Regular physical activity promotes increased brain volume and plasticity, two primary keys to staving off cognitive decline.
A regular schedule of aerobic and anaerobic exercises can benefit a person’s cognitive function and overall health. Research shows that regular physical activity improves brain function and lowers a person’s risk for cognitive impairment.
Try to get at least 30 minutes of moderate-intensity aerobic activity at least five days a week, for a total of 150 minutes; or at least 25 minutes of vigorous aerobic activity at least three days week, for a total of 75 minutes; or a combination.
Individuals with hypertension or who are overweight/obese should aim for 40 minutes of moderate- to vigorous-intensity aerobic activity 3 or 4 times per week.
While aerobic activity is most beneficial for brain health, light to moderate anaerobic training — or strength training — is also recommended 2 to 3 times a week.
Stress should be addressed because it will accelerate cognitive decline.
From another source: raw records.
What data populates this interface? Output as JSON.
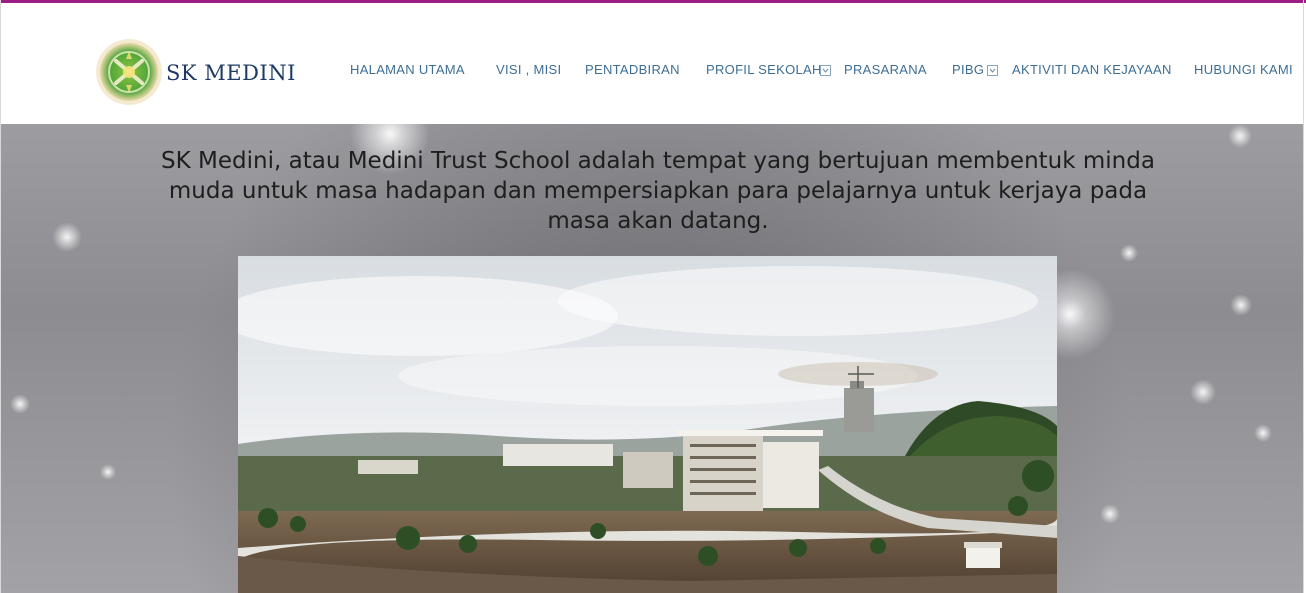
{
  "brand": {
    "name": "SK MEDINI",
    "logo_icon": "school-crest-icon",
    "accent_color": "#9b1f86"
  },
  "nav": {
    "items": [
      {
        "label": "HALAMAN UTAMA"
      },
      {
        "label": "VISI , MISI"
      },
      {
        "label": "PENTADBIRAN"
      },
      {
        "label": "PROFIL SEKOLAH",
        "dropdown_icon": "chevron-down-icon"
      },
      {
        "label": "PRASARANA"
      },
      {
        "label": "PIBG",
        "dropdown_icon": "chevron-down-icon"
      },
      {
        "label": "AKTIVITI DAN KEJAYAAN"
      },
      {
        "label": "HUBUNGI KAMI"
      }
    ],
    "text_color": "#3d6e96"
  },
  "hero": {
    "tagline": "SK Medini, atau Medini Trust School adalah tempat yang bertujuan membentuk minda muda untuk masa hadapan dan mempersiapkan para pelajarnya untuk kerjaya pada masa akan datang.",
    "image_icon": "campus-panorama-image"
  }
}
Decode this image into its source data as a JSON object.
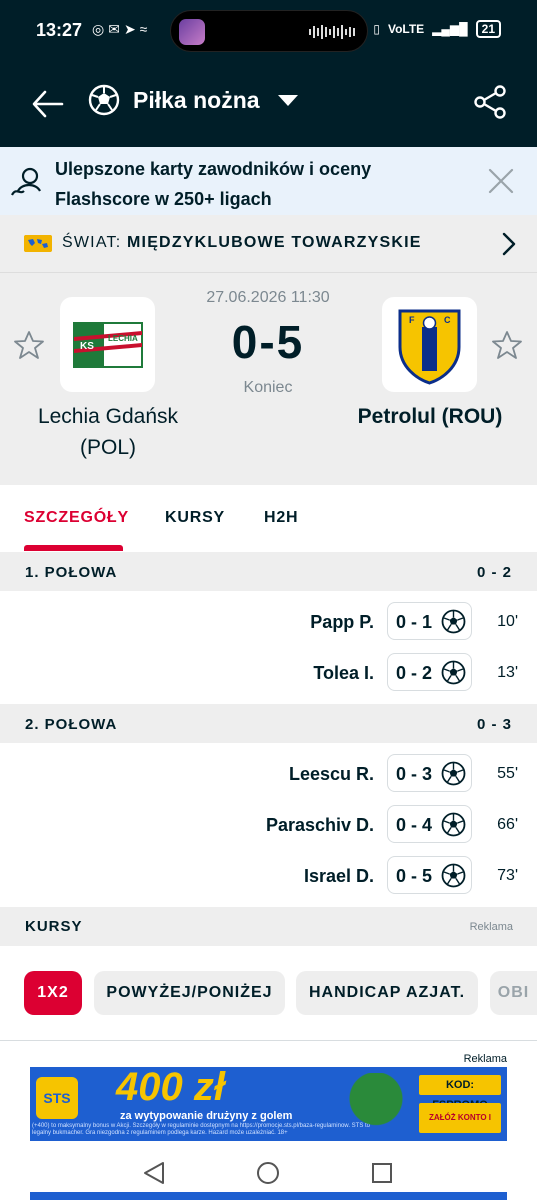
{
  "status_bar": {
    "time": "13:27",
    "left_icons": "◎✉➤≈",
    "network": "VoLTE",
    "battery": "21"
  },
  "header": {
    "title": "Piłka nożna"
  },
  "promo": {
    "text": "Ulepszone karty zawodników i oceny Flashscore w 250+ ligach"
  },
  "league": {
    "country": "ŚWIAT:",
    "name": "MIĘDZYKLUBOWE TOWARZYSKIE"
  },
  "match": {
    "datetime": "27.06.2026 11:30",
    "score": "0-5",
    "status": "Koniec",
    "home": {
      "name": "Lechia Gdańsk (POL)",
      "logo_text": "KS LECHIA",
      "color": "#1f7a3a"
    },
    "away": {
      "name": "Petrolul (ROU)",
      "logo_text": "FC PETROLUL",
      "color": "#f6c400"
    }
  },
  "tabs": [
    {
      "label": "SZCZEGÓŁY",
      "active": true
    },
    {
      "label": "KURSY",
      "active": false
    },
    {
      "label": "H2H",
      "active": false
    }
  ],
  "halves": [
    {
      "title": "1. POŁOWA",
      "score": "0 - 2",
      "events": [
        {
          "player": "Papp P.",
          "score": "0 - 1",
          "minute": "10'"
        },
        {
          "player": "Tolea I.",
          "score": "0 - 2",
          "minute": "13'"
        }
      ]
    },
    {
      "title": "2. POŁOWA",
      "score": "0 - 3",
      "events": [
        {
          "player": "Leescu R.",
          "score": "0 - 3",
          "minute": "55'"
        },
        {
          "player": "Paraschiv D.",
          "score": "0 - 4",
          "minute": "66'"
        },
        {
          "player": "Israel D.",
          "score": "0 - 5",
          "minute": "73'"
        }
      ]
    }
  ],
  "odds": {
    "title": "KURSY",
    "ad_label": "Reklama",
    "chips": [
      {
        "label": "1X2",
        "active": true
      },
      {
        "label": "POWYŻEJ/PONIŻEJ",
        "active": false
      },
      {
        "label": "HANDICAP AZJAT.",
        "active": false
      },
      {
        "label": "OBI",
        "active": false
      }
    ]
  },
  "ad": {
    "label": "Reklama",
    "brand": "STS",
    "amount": "400 zł",
    "subtitle": "za wytypowanie drużyny z golem",
    "code": "KOD: FSPROMO",
    "cta": "ZAŁÓŻ KONTO I OBSTAW",
    "fine_print": "(+400) to maksymalny bonus w Akcji. Szczegóły w regulaminie dostępnym na https://promocje.sts.pl/baza-regulaminow. STS to legalny bukmacher. Gra niezgodna z regulaminem podlega karze. Hazard może uzależniać. 18+"
  },
  "colors": {
    "dark": "#001e28",
    "accent": "#dc0032",
    "surface": "#eeeeee"
  }
}
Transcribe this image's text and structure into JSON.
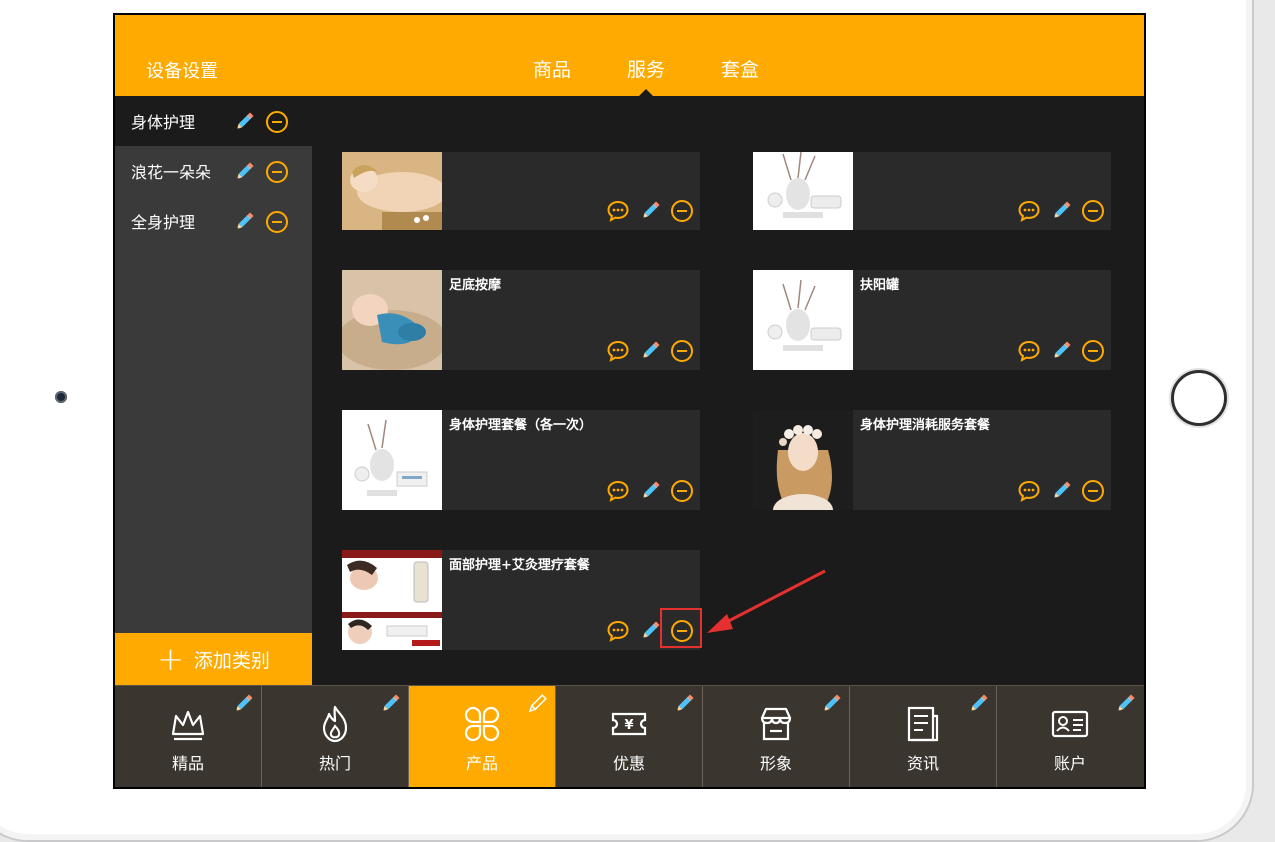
{
  "header": {
    "device_settings": "设备设置",
    "tabs": [
      {
        "label": "商品",
        "active": false
      },
      {
        "label": "服务",
        "active": true
      },
      {
        "label": "套盒",
        "active": false
      }
    ]
  },
  "sidebar": {
    "categories": [
      {
        "label": "身体护理",
        "active": true
      },
      {
        "label": "浪花一朵朵",
        "active": false
      },
      {
        "label": "全身护理",
        "active": false
      }
    ],
    "add_category": "添加类别"
  },
  "products": [
    {
      "title": "",
      "image": "massage-photo"
    },
    {
      "title": "",
      "image": "cosmetics-photo"
    },
    {
      "title": "足底按摩",
      "image": "baby-photo"
    },
    {
      "title": "扶阳罐",
      "image": "cosmetics-photo"
    },
    {
      "title": "身体护理套餐（各一次）",
      "image": "cosmetics-photo"
    },
    {
      "title": "身体护理消耗服务套餐",
      "image": "woman-flowers-photo"
    },
    {
      "title": "面部护理+艾灸理疗套餐",
      "image": "skincare-ad-photo"
    }
  ],
  "bottom_nav": [
    {
      "label": "精品",
      "icon": "crown-icon",
      "active": false
    },
    {
      "label": "热门",
      "icon": "flame-icon",
      "active": false
    },
    {
      "label": "产品",
      "icon": "grid-icon",
      "active": true
    },
    {
      "label": "优惠",
      "icon": "coupon-icon",
      "active": false
    },
    {
      "label": "形象",
      "icon": "store-icon",
      "active": false
    },
    {
      "label": "资讯",
      "icon": "news-icon",
      "active": false
    },
    {
      "label": "账户",
      "icon": "id-card-icon",
      "active": false
    }
  ],
  "colors": {
    "accent": "#ffaa00",
    "background": "#1b1b1b",
    "sidebar": "#3a3a3a",
    "card": "#2a2a2a",
    "highlight": "#e53030"
  }
}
Trying to avoid isolation, depression, anxiety and engaging in stress management tools like meditation breathing exercises and staying social should help.
Physical exercise and a good diet are also good for relieving feelings of anxiety and depression.
Getting regular, high-quality sleep is critical to brain health and optimal well-being. Restorative sleep enables the brain to repair and grow cells, regulate hormones, balance the immune system, protect nerves and tissues and clear toxins. When coupled with a healthy diet and regular physical activity, consistently healthy sleep habits are a cornerstone of a healthy brain.
Adults are still capable of slowing the normal cognitive aging process by learning something new. Learning a new skill at any age affects the brain in many positive ways; it creates new connections in the brain by forming new alternate pathways. More connections mean larger brain volume and a greater cognitive reserve. Increasing cognitive reserve allows the brain to compensate for the natural tissue loss associated with aging.
The brain can only create new neural pathways and connections if it is challenged to do so. As such, repeating an activity or partaking in a hobby that does not challenge a person intellectually does not stimulate new growth. Step out of their comfort zone and try something like painting, photography, making pottery, new crafts or new games. No matter what it is, simply learning a new skill can help a person in maintaining healthy brain function.